A leak inquiry has been launched amid a furious Whitehall briefing war over bizarre proposals for dealing with asylum seekers and illegal migrants.
A string of leaked documents has revealed outlandish ideas for “offshoring” the problem by housing asylum seekers in centres on Ascension or St Helena in the south Atlantic, in Papua New Guinea, on ferries, disused oil rigs or a Scottish island, or even stopping migrant boats by creating artificial waves or barriers in the English Channel.
Downing Street has done nothing to stop speculation about possible policies, saying only that the Government is looking to reform its policies to deal with “abuse of the system and the criminality associated with it” and is looking at ideas tried in “a host of countries” around the world.
But there are suspicions behind the scenes in government that the appearance of a series of stories in quick succession is designed to undermine home secretary Priti Patel.
Some insiders are pointing the finger of blame at Boris Johnson’s top adviser Dominic Cummings.
One Whitehall source speaking to the Politico Playbook suggested that the source may be officials disgruntled with the Johnson administration and fearful of the “hard rain” shake-up of the civil service which Cummings has threatened.
“There is a rotten core of civil servants who have never gotten over Brexit and fear the hard rain that is coming,” said the anonymous source. “They're the enemy within and will be rooted out.”
Another government source told The Times that many of the most controversial ideas were being driven by Mr Cummings.
“Priti is being used as a punchbag,” the source said. “She’s being caught in the crossfire. A lot of this stuff is coming from No 10 but people are too scared to say it. People are so afraid of crossing Dom that they are pinning it on other departments.”
The Home Secretary was said to be “furious” that she was being identified as the driving force behind ideas like farming out the job of processing asylum seekers to countries thousands of miles from Britain like Moldova in eastern Europe, Morocco or Papua New Guinea.
An ally was reported by MailOnline as saying: “People are having a bit of a free-for-all.
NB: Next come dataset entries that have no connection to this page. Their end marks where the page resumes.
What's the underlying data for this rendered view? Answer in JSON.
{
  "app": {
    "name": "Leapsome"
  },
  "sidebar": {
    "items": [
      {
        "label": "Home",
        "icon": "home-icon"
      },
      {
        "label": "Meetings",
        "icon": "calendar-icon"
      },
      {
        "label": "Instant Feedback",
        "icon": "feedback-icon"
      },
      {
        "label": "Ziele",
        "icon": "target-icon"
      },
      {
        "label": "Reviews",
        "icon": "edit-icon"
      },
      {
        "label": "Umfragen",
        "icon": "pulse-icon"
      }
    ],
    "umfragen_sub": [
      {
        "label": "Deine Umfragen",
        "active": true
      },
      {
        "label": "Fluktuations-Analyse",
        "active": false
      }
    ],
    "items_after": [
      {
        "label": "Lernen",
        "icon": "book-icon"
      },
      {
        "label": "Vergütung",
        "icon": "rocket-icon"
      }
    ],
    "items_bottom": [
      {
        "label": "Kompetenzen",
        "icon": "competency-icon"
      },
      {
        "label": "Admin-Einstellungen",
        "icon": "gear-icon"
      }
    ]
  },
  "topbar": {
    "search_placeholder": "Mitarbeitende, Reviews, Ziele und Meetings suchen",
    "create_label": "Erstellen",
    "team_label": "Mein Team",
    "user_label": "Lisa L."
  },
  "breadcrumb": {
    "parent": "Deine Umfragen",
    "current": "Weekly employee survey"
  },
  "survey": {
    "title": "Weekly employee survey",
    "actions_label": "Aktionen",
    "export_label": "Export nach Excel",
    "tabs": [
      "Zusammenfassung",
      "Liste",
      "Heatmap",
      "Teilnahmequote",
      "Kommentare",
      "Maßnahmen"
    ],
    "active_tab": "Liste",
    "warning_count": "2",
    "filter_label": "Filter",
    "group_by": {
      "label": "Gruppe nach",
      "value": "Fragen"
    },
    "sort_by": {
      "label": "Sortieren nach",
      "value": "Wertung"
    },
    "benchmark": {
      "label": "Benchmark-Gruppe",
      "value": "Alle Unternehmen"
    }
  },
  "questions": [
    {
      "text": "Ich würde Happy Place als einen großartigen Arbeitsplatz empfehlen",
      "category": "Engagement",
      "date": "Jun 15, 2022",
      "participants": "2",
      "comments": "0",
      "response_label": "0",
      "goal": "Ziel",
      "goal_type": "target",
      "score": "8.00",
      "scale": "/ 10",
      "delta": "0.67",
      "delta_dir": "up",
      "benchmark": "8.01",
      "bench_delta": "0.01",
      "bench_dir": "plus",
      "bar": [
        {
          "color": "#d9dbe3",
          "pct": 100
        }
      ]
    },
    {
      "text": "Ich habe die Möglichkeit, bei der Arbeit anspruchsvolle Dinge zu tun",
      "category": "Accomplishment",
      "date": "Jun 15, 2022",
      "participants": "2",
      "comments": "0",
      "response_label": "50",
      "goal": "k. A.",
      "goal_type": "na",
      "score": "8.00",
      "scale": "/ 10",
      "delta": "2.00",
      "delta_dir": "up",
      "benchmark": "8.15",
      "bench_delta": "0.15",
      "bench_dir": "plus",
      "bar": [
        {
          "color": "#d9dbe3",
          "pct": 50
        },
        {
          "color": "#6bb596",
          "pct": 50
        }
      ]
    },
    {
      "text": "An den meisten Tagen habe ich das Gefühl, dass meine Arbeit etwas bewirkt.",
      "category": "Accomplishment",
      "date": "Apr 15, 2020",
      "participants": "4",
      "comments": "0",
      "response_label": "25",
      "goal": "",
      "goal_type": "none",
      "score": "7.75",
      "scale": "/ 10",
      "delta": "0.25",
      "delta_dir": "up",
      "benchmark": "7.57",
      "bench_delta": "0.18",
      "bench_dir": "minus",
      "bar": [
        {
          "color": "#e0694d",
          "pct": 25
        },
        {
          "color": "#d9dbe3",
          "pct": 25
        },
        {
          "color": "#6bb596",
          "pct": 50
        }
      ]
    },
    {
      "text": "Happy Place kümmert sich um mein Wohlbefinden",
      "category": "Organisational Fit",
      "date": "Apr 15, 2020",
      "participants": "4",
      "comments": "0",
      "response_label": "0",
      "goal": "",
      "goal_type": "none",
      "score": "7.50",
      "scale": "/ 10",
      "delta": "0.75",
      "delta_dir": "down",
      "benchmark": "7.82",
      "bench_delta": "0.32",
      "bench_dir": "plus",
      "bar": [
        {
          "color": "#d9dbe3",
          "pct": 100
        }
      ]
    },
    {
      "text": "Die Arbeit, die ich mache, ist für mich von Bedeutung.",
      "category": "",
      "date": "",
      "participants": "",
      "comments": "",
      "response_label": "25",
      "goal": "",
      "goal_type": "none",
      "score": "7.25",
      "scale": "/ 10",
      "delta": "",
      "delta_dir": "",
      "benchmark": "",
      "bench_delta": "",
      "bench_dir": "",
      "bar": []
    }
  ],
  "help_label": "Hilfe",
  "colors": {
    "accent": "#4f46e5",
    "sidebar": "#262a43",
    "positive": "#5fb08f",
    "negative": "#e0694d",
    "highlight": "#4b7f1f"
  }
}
There is a lot of briefing from the Cabinet Office.”
But a Cabinet Office source tried to pin responsibility on Patel, telling Politico: “Do you really think the Cabinet Office is spending its time working out how to pump waves across the Channel to France? This nonsense is coming from brain-dead morons in the Home Office.”
Some of the proposals - such as a wave machine to wash small boats back to France - are understood to have been “blue sky” ideas knocked around in brainstorming sessions but quickly dismissed as impractical.
And Ms Patel is believed to have accepted that the idea of shipping migrants 4,000 miles to share tiny Ascension Island with an RAF base and a space rocket-tracking station was too expensive and too difficult.
Mr Johnson’s official spokesman said he “did not recognise” some of the ideas leaking into the public domain, but refused to discuss which ones were still under consideration.
However, the home secretary’s top civil servant Philip Rycroft told a Commons committee the offshoring plans were still at an early stage and “everything is on the table”.
Mr Rycroft confirmed that a leak inquiry had been launched by the Cabinet Office, indicating that it would take into account the timing of the leaks and the question of whether they were politically motivated.
There are suspicions in Westminster that the flurry of leaks of improbable ideas was designed to discredit more likely schemes, like hostels for migrants on the Isle of Wight, Isle of Man or Shetland Islands.
Officials are understood to have been told to look into the option of housing 1,400 people on a disused 40-year-old ferry costing £6 million from Italy or a disused cruise ship from Barbados which would cost £116 million and could accommodate 2,417 people.
First Minister Nicola Sturgeon gave very short shrift to the idea of any new camp being sited on any of Scotland’s islands.
“They can rest assured that any proposal to treat human beings like cattle in a holding pen will be met with the strongest possible opposition from me,” she said.
And Labour leader Sir Keir Starmer condemned the “inhuman” ideas being floated within government. He said: “This isn’t creative thinking, this is lurching from one ridiculous proposition to the next – these suggestions are inhuman and the government shouldn’t be pursuing them. “Everybody knows that the biggest problem with asylum seekers’ claims is that it takes a long time for the Home Office to process them, that’s the problem, it’s been there for years. “Get your house in order, get that sorted out instead of lurching from one ridiculous proposition to another.” Environment secretary George Eustice, said he did not recognise the reported Ascension Island proposal.
“What we are looking to do is to improve the asylum process,” he said. “We have got an unsustainable position at the moment with too many illegal crossings and we need a way to process those applications.”